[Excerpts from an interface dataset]

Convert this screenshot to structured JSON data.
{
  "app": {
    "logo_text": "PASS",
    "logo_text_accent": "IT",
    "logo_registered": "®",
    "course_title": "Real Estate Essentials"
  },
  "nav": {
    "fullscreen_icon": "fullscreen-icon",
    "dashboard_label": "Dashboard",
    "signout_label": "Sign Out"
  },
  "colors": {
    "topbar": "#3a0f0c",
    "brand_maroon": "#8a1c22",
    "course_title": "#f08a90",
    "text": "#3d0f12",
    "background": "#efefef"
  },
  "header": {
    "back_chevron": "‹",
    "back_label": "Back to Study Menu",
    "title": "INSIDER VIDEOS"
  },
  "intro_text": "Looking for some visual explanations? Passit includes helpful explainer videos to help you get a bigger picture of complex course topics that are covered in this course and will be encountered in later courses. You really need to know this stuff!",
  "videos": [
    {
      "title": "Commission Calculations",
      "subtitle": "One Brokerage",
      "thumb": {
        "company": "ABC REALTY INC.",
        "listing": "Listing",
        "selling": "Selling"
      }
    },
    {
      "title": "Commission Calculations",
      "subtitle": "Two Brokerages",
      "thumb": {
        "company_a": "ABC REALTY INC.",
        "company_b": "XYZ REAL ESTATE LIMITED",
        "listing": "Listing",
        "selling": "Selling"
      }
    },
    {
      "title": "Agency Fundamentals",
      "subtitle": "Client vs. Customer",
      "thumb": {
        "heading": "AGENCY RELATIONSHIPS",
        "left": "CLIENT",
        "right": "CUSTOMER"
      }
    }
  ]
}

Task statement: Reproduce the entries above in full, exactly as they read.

Task answer:
Convert this screenshot to structured JSON data.
{
  "app": {
    "logo_text": "PASS",
    "logo_text_accent": "IT",
    "logo_registered": "®",
    "course_title": "Real Estate Essentials"
  },
  "nav": {
    "fullscreen_icon": "fullscreen-icon",
    "dashboard_label": "Dashboard",
    "signout_label": "Sign Out"
  },
  "colors": {
    "topbar": "#3a0f0c",
    "brand_maroon": "#8a1c22",
    "course_title": "#f08a90",
    "text": "#3d0f12",
    "background": "#efefef"
  },
  "header": {
    "back_chevron": "‹",
    "back_label": "Back to Study Menu",
    "title": "INSIDER VIDEOS"
  },
  "intro_text": "Looking for some visual explanations? Passit includes helpful explainer videos to help you get a bigger picture of complex course topics that are covered in this course and will be encountered in later courses. You really need to know this stuff!",
  "videos": [
    {
      "title": "Commission Calculations",
      "subtitle": "One Brokerage",
      "thumb": {
        "company": "ABC REALTY INC.",
        "listing": "Listing",
        "selling": "Selling"
      }
    },
    {
      "title": "Commission Calculations",
      "subtitle": "Two Brokerages",
      "thumb": {
        "company_a": "ABC REALTY INC.",
        "company_b": "XYZ REAL ESTATE LIMITED",
        "listing": "Listing",
        "selling": "Selling"
      }
    },
    {
      "title": "Agency Fundamentals",
      "subtitle": "Client vs. Customer",
      "thumb": {
        "heading": "AGENCY RELATIONSHIPS",
        "left": "CLIENT",
        "right": "CUSTOMER"
      }
    }
  ]
}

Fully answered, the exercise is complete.